Just removed the drywall and need help to confirm if it's a non-bearing wall. It's a 1900 duplex house and there is a similar wall on the first floor but it is not aligned, about 10" distance. Basement joists seems to be parallel to this wall.
Home Improvement Stack Exchange is a question and answer site for contractors and serious DIYers. It only takes a minute to sign up.Sign up to join this community
Given the direction of the joists in the basement, the location of the wall in the floor plan, the offset of the wall below, and the gap between the adjacent wall in some of your photos, it's likely that this wall is not load bearing. To be certain, I'd look at the the floor/attic above to see if there are joists resting on top of this wall.
Some of the reasons you can't use to know the wall isn't load bearing include:
Fully dimensional lumber (2" instead of 1.5"). This means the wall is likely original to the home, and not a renovation after all the load bearing structure was already in place. Of course there are non-load bearing walls in the original construction.

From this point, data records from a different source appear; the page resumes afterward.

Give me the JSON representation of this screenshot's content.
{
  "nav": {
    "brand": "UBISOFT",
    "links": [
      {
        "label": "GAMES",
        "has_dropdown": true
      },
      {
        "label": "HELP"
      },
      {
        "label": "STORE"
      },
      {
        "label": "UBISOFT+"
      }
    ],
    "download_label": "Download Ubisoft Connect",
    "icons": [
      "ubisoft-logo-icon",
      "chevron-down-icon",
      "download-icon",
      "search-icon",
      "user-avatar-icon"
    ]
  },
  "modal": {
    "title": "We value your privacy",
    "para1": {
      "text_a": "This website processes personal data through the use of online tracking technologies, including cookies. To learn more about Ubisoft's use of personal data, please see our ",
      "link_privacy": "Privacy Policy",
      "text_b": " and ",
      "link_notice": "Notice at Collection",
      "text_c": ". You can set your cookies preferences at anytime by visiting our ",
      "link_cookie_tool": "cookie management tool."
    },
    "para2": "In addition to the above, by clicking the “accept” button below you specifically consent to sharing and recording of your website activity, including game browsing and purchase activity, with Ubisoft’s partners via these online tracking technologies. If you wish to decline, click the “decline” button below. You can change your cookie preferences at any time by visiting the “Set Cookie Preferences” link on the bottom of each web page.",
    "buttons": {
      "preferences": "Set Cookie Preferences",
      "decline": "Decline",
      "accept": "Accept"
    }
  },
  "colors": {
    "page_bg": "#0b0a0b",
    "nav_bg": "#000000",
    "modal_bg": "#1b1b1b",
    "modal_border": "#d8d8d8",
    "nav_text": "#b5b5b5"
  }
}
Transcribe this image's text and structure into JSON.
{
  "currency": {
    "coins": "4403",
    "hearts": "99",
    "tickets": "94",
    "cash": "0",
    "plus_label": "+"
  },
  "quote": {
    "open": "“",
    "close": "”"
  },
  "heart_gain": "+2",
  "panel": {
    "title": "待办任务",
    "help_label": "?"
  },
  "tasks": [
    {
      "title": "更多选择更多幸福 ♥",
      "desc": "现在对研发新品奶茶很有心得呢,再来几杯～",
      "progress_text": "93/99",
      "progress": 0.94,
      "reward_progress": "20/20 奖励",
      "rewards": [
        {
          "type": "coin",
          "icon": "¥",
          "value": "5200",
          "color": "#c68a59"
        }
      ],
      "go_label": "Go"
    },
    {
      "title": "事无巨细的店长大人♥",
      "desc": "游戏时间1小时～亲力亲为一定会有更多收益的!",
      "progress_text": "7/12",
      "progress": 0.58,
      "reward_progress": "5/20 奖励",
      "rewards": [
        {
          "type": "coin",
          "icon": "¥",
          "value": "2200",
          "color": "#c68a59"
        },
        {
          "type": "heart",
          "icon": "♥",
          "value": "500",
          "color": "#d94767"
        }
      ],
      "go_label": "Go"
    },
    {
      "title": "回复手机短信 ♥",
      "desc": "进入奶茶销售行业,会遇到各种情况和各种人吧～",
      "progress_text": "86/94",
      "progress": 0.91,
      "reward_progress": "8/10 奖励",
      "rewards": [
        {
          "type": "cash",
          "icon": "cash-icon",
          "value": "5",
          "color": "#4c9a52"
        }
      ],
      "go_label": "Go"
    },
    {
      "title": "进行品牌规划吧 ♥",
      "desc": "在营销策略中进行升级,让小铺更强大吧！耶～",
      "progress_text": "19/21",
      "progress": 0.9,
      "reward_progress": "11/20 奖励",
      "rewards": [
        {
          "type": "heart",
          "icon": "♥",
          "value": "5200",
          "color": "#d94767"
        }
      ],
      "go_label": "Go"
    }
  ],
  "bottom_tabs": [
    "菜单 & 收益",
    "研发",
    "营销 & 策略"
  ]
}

Double top plate. This is a good building practice and required with load bearing walls. But it's possible that the builder did a second top plate throughout the home to make measurements for studs easier, and a better build quality.
When removing the wall, I'd use a sawzall to cut the studs in half. If the sawzall blade starts to bind from the wood compressing on both sides, there's a load on this wall, and you'll need to take additional precautions. And if it doesn't bind, then you know there isn't any load and should be safe to remove the wall.
Note, this is just the advice of a random person on the internet that's only seen a few photos. If you're not sure, it doesn't hurt to call in a professional to give you a better assessment. This is one of those cases where being wrong can be very expensive and dangerous.